By default the camera angles you set via the bald head trackball are also recorded and animated in Poser. While this has no effect on your Second Life animation, it can be disorienting when you preview the animation in Poser. The camera can be set to not animate, but it takes some digging around in the manuals to discover how to do this. Select Camera Properties and uncheck Animating:


To Turn Off Animating in Poser

That, in essence, is what it takes to control your own destiny as a Second Life furniture maker with Poser.

Alternatives
The main alternative to Poser for the purpose Second Life posing is
qavimator. It's a free and extremely simple application which does nothing more than create poses and animations suitable for use in Second Life. It doesn't have Inverse Kinematics, and you don't have to worry about breaking splines as far as I can tell.

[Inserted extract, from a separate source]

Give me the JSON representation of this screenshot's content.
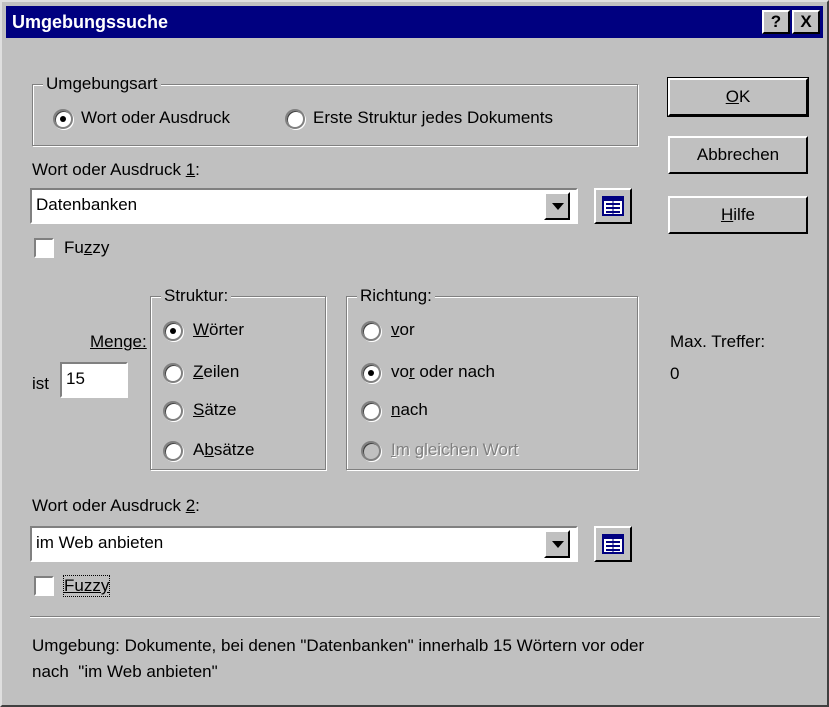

Another alternative is The Mannequin, available in Second Life at Textures R Us and Tink's Creations. You buy and operate this tool inside Second Life where you create animations by manipulating an in-world mannequin. It costs about $20 for a single copy and about $36 for a double copy (necessary if you are working on animations for couples). I personally haven't tried Mannequin.

Finally, while out of reach for the casual home user, motion capture from real human beings can be used as a source of totally realistic animations for Second Life; visit Sine Wave Island in Second Life for examples.


Summary
e-frontier's Poser 6.0 is a powerful and fully featured industry standard tool for creating life-like static and animated images of the human figure. It can also be used to create poses and animations for Second Life. In addition to the content provided with Poser, extensive collections are available for purchase from third party content creators. Poser 6 suffers from a dated and non-standard user interface which exacerbates the steep learning curve experienced by a newcomer to this topic. Nevertheless, Poser's strong offering of powerful tools, and established status in its field, is likely to make it the first choice for professionals, serious amateurs and anyone dedicated to creating poses and animations as a primary interest. People who are new to human figure animation may benefit from learning the basics with one of the cheaper alternatives such as the free qavimator.

Pros

  • Full featured
  • Industry standard
  • Create life-like images
  • Create smooth, natural animations
  • Huge content collections available online

Cons

  • Complex, unintuitive, dated user interface
  • Non-standard user interface controls are easily forgotten
  • Steep learning curve
  • Defaults options not always useful


Overall Rating

3 1/2 out of 5 Mice